Japan's Living Fossils
Last Updated: May 21, 2021

Japan’s Living Fossils: Amazing Animals You’ve Never Seen

Frilled Shark

frilled shark japan

The Frilled Shark is a truly ancient species that has changed very little since prehistoric times—fossil evidence of the shark dates back to 95 million years. The shark is rarely seen alive since its natural habitat is over 1600 feet (488 meters) below sea level. Specimens have been found scattered around the globe, but the majority of Frilled Sharks have been found in Japanese waters.

The Frilled Shark resembles a giant eel more than a shark. However, the species possesses six-gill slits, which identify it as a shark rather than an eel. The Frilled Shark has an upper jaw that is part of its skull, which is unique among living sharks. Most sharks living today have a hinged top jaw.

The Frilled Shark gives birth to live young and remains pregnant for as long as 3 1/2 years—the longest gestation period of any vertebrate known on Earth.

Iriomote Wildcat

iriomote cat

Image courtesy of Wikimedia

The Iriomote Cat, nearly unchanged from its primitive form, is a “living fossil” that lives exclusively on the Japanese Island of Iriomote. The wildcat is about the size of a domestic cat, with greyish brown fur, black spots, stripes, and a short bushy tail. The cat roamed the island for 200,000 years but wasn’t discovered until 1967. The Iriomote Wildcat is one of the most endangered species of wildcat in the world. There are only about 60 cats left on the island.

The classification of the Iriomote wildcat has been debated since its discovery. It was initially thought to be a separate species of wildcat for at least two million years. Recent DNA studies suggest that the cat is actually a subspecies of the Southeastern Asian leopard.

Despite heavy conservation efforts to try and save the Iriomote Wildcat, the wildcat has continued to diminish in numbers. Getting hit by cars and rapid development due to the Island of Iriomote’s significant increase in tourists are among the greatest threats to the Iriomote cat.

Goblin Shark

The Goblin Shark is a deep-sea creature that we know very little about. It is rarely ever found alive. It was first discovered in the waters around Japan by a fisherman in 1897. It is a “living fossil” that is closely related to sharks of ancient times. The shark has light pink skin with blue fins. The most recognizable feature of the shark is its long trowel-shaped snout.

The globin shark has been found as deep in the ocean as 4265 feet and as shallow as 311 feet. The largest goblin shark ever recorded was 12.6 feet long

Japanese Serow

Japanese serow

The Japanese Serow is a goat-like mammal that inhabits the dense forests of Honshu. The Japanese Serow is the most primitive species of cattle alive today. Both female and male Japanese antelopes possess two small horns, which they use to defend their territory.

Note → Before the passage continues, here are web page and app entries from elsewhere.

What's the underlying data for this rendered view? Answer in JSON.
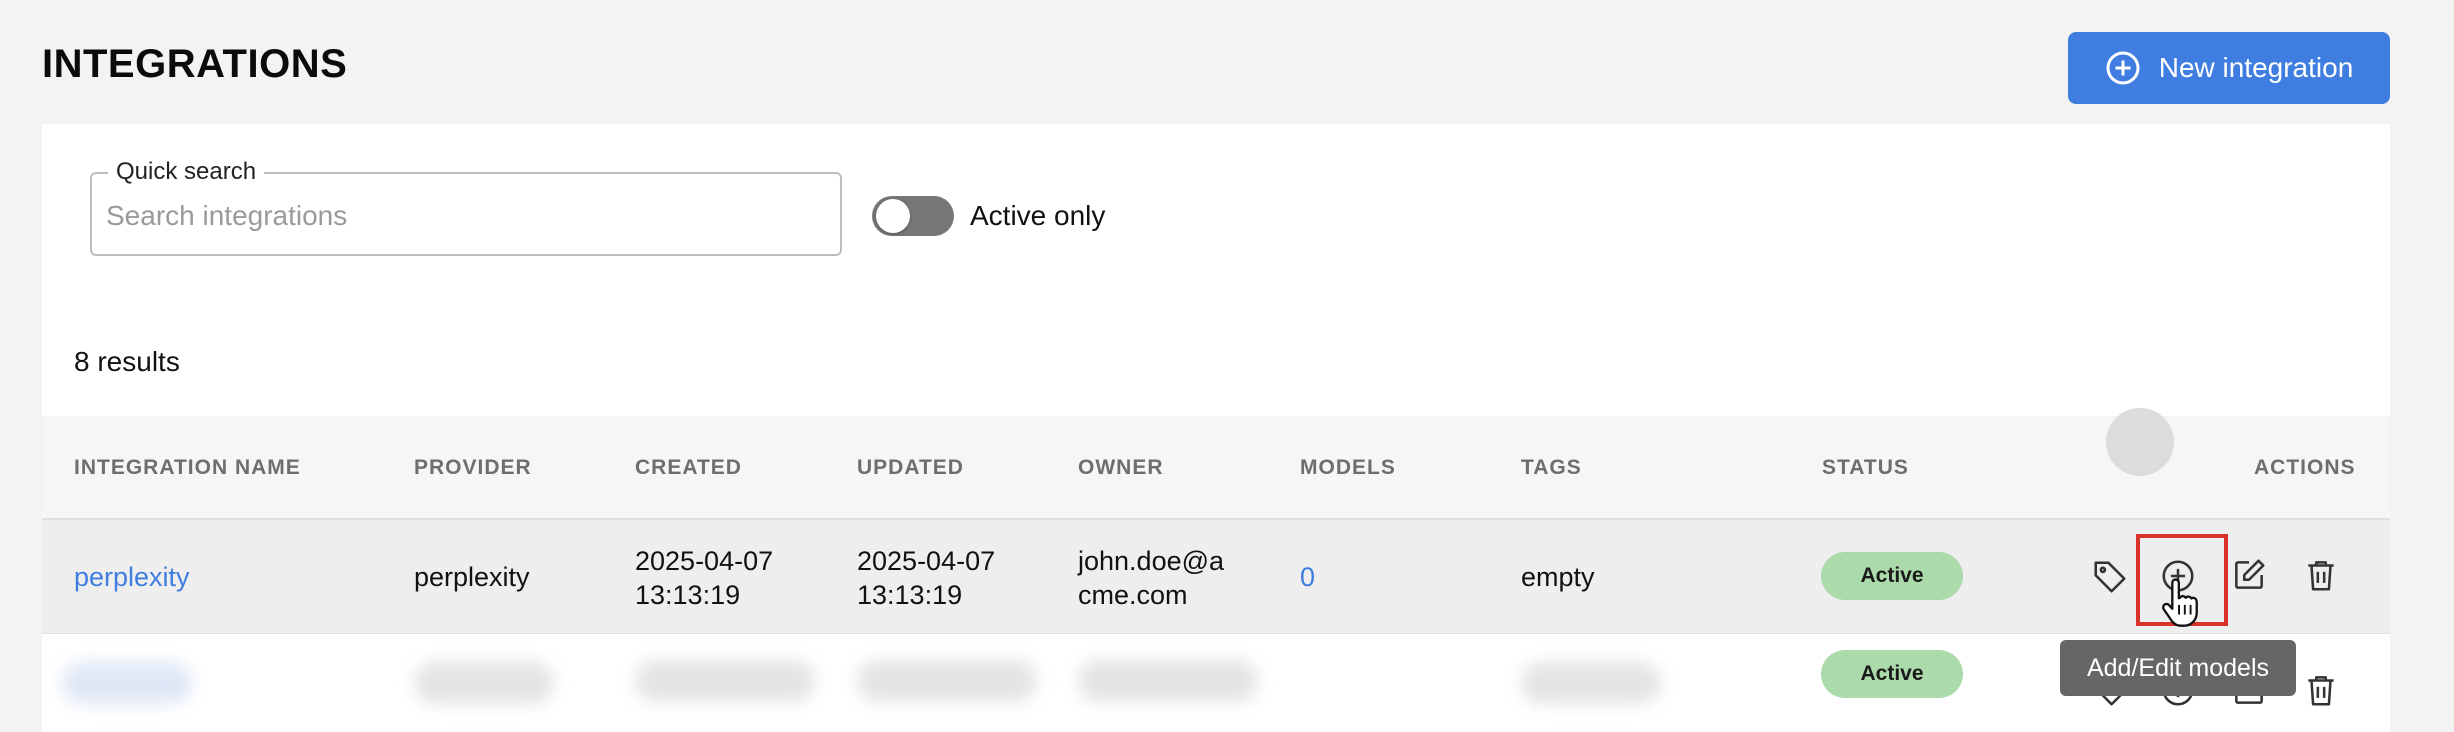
{
  "page": {
    "title": "INTEGRATIONS",
    "new_button_label": "New integration"
  },
  "filters": {
    "search_label": "Quick search",
    "search_placeholder": "Search integrations",
    "search_value": "",
    "active_only_label": "Active only",
    "active_only_on": false
  },
  "results_label": "8 results",
  "table": {
    "columns": [
      "INTEGRATION NAME",
      "PROVIDER",
      "CREATED",
      "UPDATED",
      "OWNER",
      "MODELS",
      "TAGS",
      "STATUS",
      "ACTIONS"
    ],
    "rows": [
      {
        "name": "perplexity",
        "provider": "perplexity",
        "created_date": "2025-04-07",
        "created_time": "13:13:19",
        "updated_date": "2025-04-07",
        "updated_time": "13:13:19",
        "owner_line1": "john.doe@a",
        "owner_line2": "cme.com",
        "models": "0",
        "tags": "empty",
        "status": "Active"
      },
      {
        "status": "Active"
      }
    ],
    "actions": [
      "tag-icon",
      "plus-circle-icon",
      "edit-icon",
      "trash-icon"
    ]
  },
  "tooltip": "Add/Edit models",
  "colors": {
    "accent": "#3f7ee0",
    "active_badge": "#abdaab",
    "highlight": "#d9322a"
  }
}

The Japanese Serow was once on the brink of extinction due to overhunting. They became so endangered that the Japanese government declared the Japanese Serow as a “national treasure”. Strict conservation efforts have been a huge success, to the point where Japan now suffers from overpopulation issues with the serows and often considers them as pests.

Amami Rabbit

Amami rabbit Stuffed specimen

The Amami Rabbit, also known as the Ryukyu Rabbit, is found only on the Amami Islands of Japan. The Amami Rabbit is a living remnant of ancient rabbits and is often referred to as a “living fossil”. The Amami Rabbit is so unique and has been isolated from other rabbit species for so long, that they are scarcely even related.

The Amami Rabbit has dark fur, short rounded ears, and no tail. It is nocturnal and dwells deep in forests. It is one of the few rabbits that make calling noises.

The Amami Rabbit is threatened with extinction, with only about 3,000 rabbits believed to remain on the islands. They were overhunted in the 19th century and today they are faced with further pressure from development.

About the Author Roger Timbrook

Roger is a little obsessed with travel. He has been to over 40 countries, broken 3 suitcases and owned over 10 backpacks in 12 months. What he doesn't know about travel, ain't worth knowing!

follow me on: